• _Aim of the exercise_: Which lines of the entries below contain the string "React"? Copy each one.

(Interface dataset entries)
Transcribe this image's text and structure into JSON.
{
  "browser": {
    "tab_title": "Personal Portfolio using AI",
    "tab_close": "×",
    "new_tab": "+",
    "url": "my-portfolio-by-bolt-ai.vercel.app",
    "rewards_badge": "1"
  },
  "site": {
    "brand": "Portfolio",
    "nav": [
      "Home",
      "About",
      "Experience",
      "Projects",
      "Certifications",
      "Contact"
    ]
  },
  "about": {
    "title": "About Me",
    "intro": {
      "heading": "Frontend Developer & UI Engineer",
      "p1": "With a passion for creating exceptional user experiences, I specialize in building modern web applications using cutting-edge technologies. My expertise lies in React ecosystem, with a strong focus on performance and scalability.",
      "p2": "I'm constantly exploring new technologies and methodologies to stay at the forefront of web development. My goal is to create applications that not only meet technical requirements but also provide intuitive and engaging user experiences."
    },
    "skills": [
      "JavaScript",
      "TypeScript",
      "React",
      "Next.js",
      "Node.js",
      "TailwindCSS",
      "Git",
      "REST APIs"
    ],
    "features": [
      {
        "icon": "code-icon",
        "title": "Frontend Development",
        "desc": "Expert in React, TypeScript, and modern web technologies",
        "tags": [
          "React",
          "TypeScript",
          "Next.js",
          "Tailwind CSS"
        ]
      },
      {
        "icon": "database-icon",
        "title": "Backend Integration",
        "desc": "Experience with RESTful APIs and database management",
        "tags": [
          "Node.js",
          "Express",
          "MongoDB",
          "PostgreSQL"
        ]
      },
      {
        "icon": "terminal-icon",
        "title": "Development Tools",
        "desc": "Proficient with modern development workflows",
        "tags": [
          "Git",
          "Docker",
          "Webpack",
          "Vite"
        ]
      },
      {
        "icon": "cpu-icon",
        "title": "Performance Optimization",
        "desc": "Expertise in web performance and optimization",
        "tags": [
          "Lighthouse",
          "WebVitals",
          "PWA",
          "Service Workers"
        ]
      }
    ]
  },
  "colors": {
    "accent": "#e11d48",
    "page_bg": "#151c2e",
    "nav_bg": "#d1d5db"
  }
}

• _The completed task_:
      "p1": "With a passion for creating exceptional user experiences, I specialize in building modern web applications using cutting-edge technologies. My expertise lies in React ecosystem, with a strong focus on performance and scalability.",
      "React",
        "desc": "Expert in React, TypeScript, and modern web technologies",
          "React",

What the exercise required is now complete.